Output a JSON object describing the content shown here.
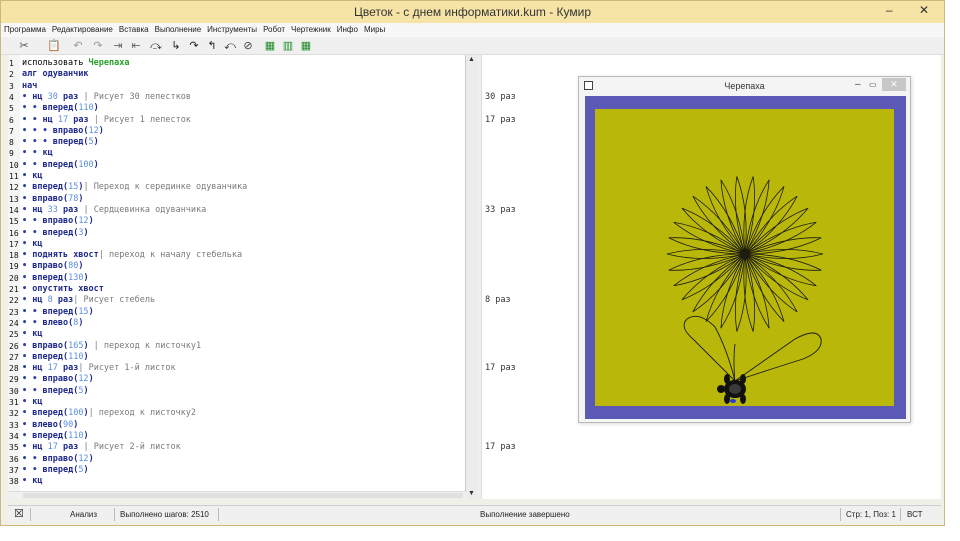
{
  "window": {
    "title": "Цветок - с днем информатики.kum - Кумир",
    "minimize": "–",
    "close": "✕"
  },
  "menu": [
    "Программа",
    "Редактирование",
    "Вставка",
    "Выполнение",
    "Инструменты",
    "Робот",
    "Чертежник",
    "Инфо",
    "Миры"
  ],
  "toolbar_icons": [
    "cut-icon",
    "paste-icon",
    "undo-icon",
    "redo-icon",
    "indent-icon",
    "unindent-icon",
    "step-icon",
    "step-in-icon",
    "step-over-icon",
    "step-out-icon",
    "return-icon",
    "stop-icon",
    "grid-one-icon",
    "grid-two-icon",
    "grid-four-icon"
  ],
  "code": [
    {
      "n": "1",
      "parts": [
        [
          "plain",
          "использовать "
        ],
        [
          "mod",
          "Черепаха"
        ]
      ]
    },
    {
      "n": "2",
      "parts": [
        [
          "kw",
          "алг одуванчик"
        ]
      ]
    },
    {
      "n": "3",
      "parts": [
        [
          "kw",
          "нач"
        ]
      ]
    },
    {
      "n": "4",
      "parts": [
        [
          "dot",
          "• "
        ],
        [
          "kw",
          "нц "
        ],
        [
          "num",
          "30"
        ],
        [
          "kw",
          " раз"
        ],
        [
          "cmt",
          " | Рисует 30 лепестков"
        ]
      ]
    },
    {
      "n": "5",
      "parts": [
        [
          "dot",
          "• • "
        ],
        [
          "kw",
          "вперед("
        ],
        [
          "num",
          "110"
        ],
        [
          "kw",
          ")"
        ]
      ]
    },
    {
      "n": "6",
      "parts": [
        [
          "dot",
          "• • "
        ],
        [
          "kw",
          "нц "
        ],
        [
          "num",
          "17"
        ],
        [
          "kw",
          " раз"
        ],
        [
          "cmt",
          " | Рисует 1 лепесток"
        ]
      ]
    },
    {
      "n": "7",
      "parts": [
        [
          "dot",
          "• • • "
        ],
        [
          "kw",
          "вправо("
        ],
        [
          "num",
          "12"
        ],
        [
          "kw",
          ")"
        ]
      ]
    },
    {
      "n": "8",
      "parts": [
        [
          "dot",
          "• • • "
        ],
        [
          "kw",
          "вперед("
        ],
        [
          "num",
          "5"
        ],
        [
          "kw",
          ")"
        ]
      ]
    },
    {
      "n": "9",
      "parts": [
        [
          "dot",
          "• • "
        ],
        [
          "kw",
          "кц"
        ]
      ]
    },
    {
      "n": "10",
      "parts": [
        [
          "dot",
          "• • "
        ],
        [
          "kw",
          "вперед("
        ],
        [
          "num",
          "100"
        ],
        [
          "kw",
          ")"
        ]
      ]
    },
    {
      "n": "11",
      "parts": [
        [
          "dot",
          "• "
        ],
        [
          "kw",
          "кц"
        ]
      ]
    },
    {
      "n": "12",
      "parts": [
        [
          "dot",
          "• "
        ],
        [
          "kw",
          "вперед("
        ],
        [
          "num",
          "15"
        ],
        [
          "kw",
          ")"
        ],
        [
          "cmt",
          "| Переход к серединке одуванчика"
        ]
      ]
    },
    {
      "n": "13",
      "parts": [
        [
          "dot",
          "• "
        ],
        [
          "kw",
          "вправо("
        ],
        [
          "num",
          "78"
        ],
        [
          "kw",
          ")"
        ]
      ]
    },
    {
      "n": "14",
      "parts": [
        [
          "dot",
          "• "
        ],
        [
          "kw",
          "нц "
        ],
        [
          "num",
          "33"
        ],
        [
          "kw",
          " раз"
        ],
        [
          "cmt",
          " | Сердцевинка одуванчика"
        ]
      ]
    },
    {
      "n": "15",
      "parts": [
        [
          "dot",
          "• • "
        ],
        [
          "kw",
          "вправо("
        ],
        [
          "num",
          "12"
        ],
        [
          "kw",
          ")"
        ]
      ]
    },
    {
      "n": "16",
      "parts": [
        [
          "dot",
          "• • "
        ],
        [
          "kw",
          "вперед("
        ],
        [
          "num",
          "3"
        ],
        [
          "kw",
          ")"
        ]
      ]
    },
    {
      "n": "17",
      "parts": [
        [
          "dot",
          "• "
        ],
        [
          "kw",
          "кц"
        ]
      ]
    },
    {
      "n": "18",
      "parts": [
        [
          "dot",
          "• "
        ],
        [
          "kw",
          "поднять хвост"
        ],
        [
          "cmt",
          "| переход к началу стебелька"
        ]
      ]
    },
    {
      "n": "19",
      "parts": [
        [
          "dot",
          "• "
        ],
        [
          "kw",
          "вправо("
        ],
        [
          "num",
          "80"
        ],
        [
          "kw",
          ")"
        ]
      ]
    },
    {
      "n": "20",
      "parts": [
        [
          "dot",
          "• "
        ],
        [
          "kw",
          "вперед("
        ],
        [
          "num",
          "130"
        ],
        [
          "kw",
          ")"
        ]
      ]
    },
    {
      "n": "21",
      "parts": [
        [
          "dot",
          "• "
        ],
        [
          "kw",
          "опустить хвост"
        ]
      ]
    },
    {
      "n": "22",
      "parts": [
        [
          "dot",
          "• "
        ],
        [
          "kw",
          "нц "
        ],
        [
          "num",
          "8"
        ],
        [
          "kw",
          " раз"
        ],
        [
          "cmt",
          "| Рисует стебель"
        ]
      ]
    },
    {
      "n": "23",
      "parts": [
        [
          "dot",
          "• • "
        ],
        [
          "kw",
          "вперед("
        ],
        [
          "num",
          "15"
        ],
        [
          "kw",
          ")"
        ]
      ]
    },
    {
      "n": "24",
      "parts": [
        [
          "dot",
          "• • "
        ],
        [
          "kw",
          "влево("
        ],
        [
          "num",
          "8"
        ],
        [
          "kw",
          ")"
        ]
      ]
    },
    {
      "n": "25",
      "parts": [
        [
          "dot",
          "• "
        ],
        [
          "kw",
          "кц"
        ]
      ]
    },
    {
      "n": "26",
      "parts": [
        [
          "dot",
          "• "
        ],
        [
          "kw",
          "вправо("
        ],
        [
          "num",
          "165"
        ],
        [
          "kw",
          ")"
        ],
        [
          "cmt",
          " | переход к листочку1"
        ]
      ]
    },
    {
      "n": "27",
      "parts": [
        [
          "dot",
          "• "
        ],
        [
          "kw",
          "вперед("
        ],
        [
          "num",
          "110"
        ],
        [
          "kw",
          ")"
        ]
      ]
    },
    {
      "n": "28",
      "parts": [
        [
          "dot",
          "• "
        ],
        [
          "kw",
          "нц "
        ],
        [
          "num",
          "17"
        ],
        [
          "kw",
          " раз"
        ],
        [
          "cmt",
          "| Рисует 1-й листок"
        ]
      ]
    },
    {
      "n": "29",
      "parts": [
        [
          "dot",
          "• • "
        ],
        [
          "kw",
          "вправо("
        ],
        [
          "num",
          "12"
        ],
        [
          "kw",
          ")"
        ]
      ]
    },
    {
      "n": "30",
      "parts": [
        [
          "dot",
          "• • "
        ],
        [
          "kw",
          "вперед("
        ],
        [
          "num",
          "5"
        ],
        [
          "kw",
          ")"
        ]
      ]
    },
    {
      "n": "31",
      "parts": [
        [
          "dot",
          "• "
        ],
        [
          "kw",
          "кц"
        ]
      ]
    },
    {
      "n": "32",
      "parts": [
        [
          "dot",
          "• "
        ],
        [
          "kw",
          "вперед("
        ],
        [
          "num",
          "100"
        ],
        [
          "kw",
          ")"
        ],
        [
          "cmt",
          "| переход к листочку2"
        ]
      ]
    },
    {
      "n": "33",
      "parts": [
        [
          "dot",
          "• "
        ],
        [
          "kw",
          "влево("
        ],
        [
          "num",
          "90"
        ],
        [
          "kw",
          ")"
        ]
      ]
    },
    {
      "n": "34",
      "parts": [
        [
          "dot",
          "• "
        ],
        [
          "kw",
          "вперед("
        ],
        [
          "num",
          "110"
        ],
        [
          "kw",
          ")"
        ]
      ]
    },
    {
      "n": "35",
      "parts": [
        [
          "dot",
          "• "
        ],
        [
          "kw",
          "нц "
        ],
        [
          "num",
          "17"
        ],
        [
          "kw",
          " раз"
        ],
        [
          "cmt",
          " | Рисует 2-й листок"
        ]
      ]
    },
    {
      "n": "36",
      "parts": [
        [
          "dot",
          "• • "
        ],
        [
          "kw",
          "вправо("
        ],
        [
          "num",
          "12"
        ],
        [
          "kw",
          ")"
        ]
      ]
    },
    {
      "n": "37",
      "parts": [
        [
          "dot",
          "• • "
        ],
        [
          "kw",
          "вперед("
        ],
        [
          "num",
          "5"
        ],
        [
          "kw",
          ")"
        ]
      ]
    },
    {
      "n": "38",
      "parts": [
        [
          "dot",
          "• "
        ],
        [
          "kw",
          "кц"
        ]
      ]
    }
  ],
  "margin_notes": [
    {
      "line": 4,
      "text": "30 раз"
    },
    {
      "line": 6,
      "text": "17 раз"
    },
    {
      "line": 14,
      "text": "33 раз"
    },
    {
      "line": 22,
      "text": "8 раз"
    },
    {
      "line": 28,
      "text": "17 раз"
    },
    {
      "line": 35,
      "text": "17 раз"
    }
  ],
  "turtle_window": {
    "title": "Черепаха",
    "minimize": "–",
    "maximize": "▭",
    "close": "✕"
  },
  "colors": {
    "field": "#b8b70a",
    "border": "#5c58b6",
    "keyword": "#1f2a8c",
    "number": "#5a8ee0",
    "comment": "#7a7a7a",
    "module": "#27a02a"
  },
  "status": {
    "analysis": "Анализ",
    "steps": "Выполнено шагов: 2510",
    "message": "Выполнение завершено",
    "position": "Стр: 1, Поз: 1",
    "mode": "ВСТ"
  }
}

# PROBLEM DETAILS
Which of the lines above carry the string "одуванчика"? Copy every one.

# YOUR SOLUTION
          "| Переход к серединке одуванчика"
          " | Сердцевинка одуванчика"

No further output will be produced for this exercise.